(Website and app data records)
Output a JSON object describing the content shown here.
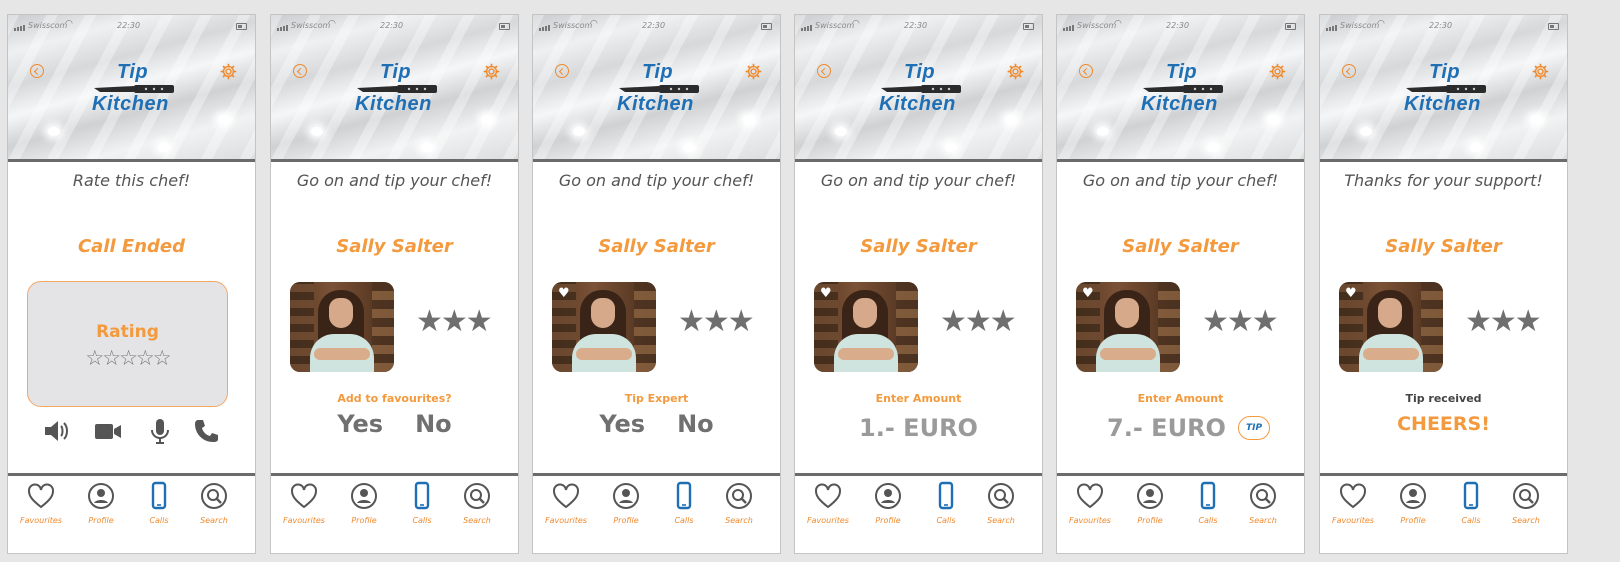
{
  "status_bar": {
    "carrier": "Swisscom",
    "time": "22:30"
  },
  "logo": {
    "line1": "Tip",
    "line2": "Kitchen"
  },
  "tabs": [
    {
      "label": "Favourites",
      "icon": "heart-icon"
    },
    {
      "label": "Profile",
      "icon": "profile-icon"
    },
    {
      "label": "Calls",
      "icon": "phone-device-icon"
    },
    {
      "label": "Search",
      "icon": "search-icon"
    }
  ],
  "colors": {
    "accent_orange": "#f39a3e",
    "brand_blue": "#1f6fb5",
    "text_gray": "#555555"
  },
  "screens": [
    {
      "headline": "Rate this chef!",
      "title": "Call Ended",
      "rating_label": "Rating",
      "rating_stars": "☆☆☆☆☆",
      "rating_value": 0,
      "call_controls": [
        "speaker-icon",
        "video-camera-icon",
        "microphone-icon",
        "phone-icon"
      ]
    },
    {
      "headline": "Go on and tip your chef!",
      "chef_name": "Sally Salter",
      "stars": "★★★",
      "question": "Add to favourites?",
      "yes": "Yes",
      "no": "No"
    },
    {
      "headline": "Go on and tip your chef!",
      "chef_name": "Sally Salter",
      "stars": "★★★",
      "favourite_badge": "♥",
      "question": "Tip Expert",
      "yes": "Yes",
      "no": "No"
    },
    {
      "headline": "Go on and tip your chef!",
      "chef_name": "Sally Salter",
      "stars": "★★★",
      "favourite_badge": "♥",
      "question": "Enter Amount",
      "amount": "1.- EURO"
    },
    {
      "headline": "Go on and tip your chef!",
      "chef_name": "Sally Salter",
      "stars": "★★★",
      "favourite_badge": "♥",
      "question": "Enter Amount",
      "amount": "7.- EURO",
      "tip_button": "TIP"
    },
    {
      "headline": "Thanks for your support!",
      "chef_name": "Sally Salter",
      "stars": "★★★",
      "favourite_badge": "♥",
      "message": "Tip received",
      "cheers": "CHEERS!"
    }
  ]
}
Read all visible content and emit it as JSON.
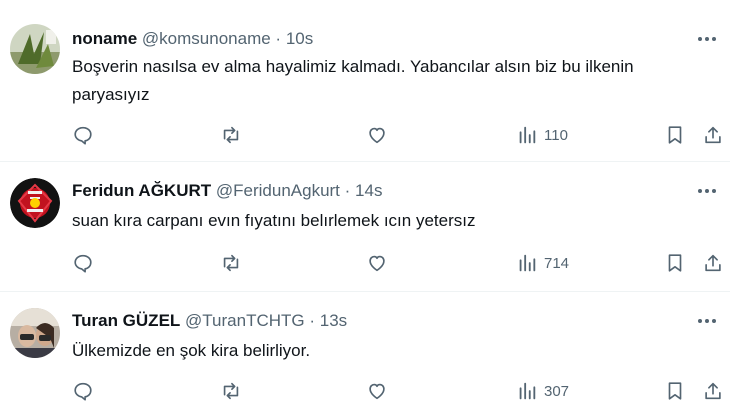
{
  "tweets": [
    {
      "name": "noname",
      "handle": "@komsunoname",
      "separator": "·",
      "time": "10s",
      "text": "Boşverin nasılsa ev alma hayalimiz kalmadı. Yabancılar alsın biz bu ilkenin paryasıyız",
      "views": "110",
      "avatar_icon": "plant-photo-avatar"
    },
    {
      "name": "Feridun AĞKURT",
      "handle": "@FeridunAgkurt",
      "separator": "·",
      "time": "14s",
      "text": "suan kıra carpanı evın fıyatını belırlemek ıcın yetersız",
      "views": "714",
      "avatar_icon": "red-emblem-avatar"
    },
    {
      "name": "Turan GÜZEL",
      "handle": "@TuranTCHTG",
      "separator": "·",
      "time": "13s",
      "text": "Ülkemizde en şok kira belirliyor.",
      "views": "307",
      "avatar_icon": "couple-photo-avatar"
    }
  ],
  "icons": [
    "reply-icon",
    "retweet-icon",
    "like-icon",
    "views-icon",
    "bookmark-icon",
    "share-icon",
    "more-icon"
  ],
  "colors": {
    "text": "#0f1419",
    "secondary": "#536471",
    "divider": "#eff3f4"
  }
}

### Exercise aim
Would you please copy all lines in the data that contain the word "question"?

### Your response
      "question": "Add to favourites?",
      "question": "Tip Expert",
      "question": "Enter Amount",
      "question": "Enter Amount",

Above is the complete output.